Friday, April 23, 2010

Afghanistan, A Bit of Background

How big is Afghanistan?
Although Afghanistan is only 1/12th the size of Australia (a bit smaller than NSW or 1/4 the size of WA), it's not that small a place and in a month we couldn't hope to see all that it had to offer, any more than you could visit every part of NSW in a month.
But there were many other places we could and should have visited while we were there, such as the Band-e Amir Lakes, the Panjshir Valley and Kunduz, if only we'd had more knowledge and time, and it hadn't been so cold. If only...
But to be honest, back then Afghanistan was an totally unknown country which had only recently opened its borders to travellers, and we saw it more as a stepping stone along the way to India and Nepal rather than a key destination in its own right.
We were wrong. Maybe next time we'll see a bit more.
Afghanistan, is it really a friendly country?

In our articles we've frequently commented on how friendly and hospitable the people were in Afghanistan. But this doesn't seem consistent with the evidence of history, where foreign armies over the centuries, notably the British (twice) and the Russians, have invariably lost battles against fierce and aggressive Afghan tribesmen. So was our assertion valid or were we just plain lucky?
Certainly there had been some incidents of violence towards foreigners in current times, (eg the Earthwalker who was set up on and killed in the north east of the country in 1972), but every country has its share of violent criminals and Australia is no different, Peter Falconio's name sadly comes to mind.
The following quotes, which can be checked out via their links, might add some weight to our impressions:
"Afghanistan: The Friendliest Country in the World, Possibly the Universe."
Sentiments from the Afghanistan-Online website which we would have to agree with, although we can't claim full knowledge of the whole universe, or even the world.
And this quote seems to reflect our own recollections:
"Afghanistan has been my yardstick for judging every country I go to—for beauty of landscape, of people, of hospitality."

Another view comes from Rasheeda Bhagat in 2005 in the Hindu Business Line.

"On the most inhospitable of roads, there are amazingly hospitable chaikhanas with friendly people and smiling children.

The status of their country and their poverty notwithstanding, there is no attempt to fleece foreigners.

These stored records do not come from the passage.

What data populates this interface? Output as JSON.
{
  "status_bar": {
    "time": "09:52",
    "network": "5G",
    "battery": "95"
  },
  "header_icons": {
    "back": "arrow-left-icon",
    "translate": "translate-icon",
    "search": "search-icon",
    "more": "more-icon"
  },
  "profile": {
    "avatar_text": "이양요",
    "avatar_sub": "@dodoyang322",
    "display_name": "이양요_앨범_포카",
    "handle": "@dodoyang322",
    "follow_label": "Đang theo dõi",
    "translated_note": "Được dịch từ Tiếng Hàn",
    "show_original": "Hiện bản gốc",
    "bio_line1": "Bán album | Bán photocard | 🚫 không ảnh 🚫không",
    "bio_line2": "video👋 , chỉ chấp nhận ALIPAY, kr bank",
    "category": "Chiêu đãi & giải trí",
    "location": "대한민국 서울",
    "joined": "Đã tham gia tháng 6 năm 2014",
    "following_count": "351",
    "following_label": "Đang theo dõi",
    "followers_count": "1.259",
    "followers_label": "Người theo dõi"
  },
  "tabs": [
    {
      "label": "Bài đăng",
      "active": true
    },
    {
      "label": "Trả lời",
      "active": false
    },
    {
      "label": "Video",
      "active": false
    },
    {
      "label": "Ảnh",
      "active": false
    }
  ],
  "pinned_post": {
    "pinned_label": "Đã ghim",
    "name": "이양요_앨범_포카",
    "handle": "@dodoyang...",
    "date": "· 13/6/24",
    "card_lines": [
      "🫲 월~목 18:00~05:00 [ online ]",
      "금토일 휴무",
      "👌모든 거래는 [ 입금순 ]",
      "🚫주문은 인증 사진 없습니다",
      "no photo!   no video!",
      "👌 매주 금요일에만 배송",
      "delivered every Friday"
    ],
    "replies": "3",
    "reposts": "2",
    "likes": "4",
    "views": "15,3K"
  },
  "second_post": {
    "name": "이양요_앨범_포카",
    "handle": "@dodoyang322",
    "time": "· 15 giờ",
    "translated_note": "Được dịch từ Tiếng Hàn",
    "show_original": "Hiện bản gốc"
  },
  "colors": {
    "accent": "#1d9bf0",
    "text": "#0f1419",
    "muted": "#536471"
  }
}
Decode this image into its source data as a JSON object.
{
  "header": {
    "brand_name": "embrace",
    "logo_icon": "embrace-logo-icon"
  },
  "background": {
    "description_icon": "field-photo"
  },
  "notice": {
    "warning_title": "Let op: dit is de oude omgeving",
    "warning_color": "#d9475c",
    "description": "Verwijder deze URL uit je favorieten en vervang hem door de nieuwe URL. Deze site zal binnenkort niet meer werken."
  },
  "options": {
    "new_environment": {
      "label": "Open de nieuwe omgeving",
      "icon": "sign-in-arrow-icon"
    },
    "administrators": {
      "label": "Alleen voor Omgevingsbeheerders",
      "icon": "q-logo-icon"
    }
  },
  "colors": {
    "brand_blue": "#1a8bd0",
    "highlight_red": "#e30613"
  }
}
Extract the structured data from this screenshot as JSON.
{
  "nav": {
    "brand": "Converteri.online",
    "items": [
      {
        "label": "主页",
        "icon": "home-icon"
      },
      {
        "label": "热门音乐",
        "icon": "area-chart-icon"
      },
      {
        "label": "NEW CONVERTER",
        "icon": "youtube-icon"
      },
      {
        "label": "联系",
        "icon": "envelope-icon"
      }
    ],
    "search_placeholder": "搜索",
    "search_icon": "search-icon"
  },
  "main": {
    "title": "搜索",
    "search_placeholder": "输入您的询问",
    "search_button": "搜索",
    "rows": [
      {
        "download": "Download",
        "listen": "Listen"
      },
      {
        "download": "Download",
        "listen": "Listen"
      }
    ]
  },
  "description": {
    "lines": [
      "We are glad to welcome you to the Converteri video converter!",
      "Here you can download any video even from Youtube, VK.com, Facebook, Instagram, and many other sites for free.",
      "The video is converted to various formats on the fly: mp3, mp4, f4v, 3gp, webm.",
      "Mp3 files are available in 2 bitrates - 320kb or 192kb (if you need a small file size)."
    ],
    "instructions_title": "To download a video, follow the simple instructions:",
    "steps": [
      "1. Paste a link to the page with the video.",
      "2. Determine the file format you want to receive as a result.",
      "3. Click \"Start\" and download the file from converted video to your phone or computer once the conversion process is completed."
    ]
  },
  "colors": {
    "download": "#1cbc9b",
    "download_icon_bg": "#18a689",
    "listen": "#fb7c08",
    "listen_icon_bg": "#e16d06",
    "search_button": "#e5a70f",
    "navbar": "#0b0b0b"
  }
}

On the contrary, they are keen to know one's nationality and extend the typical greeting in Islamic countries — hand held across the heart".

Lastly, another testimonial which supports our experiences, especially the final phrase:

"From the perspective of a young traveler, one might say the 1970s saw Afghanistan at it’s best.

With only recently opened borders, the country offered a kind of adventure travel not often seen since: safe, inexpensive travel through a land of towering mountains concealing verdant orchards and untouched torrents; vast deserts, wandering nomad tribes, and a welcoming people generous far beyond their means".

Comment by Joseph Hoyt on his website Images of Afghanistan (

Reports from people who have recently travelled to Afghanistan seem to reflect the same experience, despite the on-going conflicts there and the dire travel advice from our government.

On this site author Matthew Leeming says in 2004, "I have never been to a more beautiful country, or met such hospitable people".

Can all these people (and us) be so wrong?
Tourism in Afghanistan, things are improving
Although tourism in Afghanistan has been decimated over the last 30 years, a small but growing trickle of travel enthusiasts have been visiting Afghanistan since 2003 and they invariable report that, with care, many parts of Afghanistan can currently be visited safely, especially the centre and northern parts of the country.
Sergei Zharov claims here that security risks still remain but that they are less than in New York, (and in fact all his articles on Afghanistan make interesting reading).
Entering Afghanistan from Iran or Pakistan is neither easy nor safe these days and, in fact, entering Afghanistan via Tashkent in Uzbekistan seems to be a safer and a more common practical approach, since many of the historical sites are in the north of the country which has been least affected by war.
As an indicator of things improving, in 2009, a Tourist Information Centre was opened in Bamiyan, and the Band-e Amir Lakes area was proclaimed as Afghanistan's first National Park.
Afghan Cricket?
Surprisingly, Afghanistan now has a fairly successful international cricket team and even its own website( They toured England in the summer of 2006, winning six out of seven matches against County 2nd x1's.
Narrowly missing out on the 2011 World Cup Finals (they finished in the top six of their qualifying event and in doing so achieved One-Day International status), in January 2010 they beat Ireland in the 2010 World Twenty20 qualifying round. Previously they won the ACC (Asian Cricket Council) Twenty20 Cup in 2009 by beating the UAE at Sheikh Zayed Stadium in Abu Dhabi in the final by 84 runs.

Photo from the website.
Things are definitely looking up. In view of the destruction caused by their current conflicts, it might bring a new meaning to "The Ashes".

No comments:

Post a Comment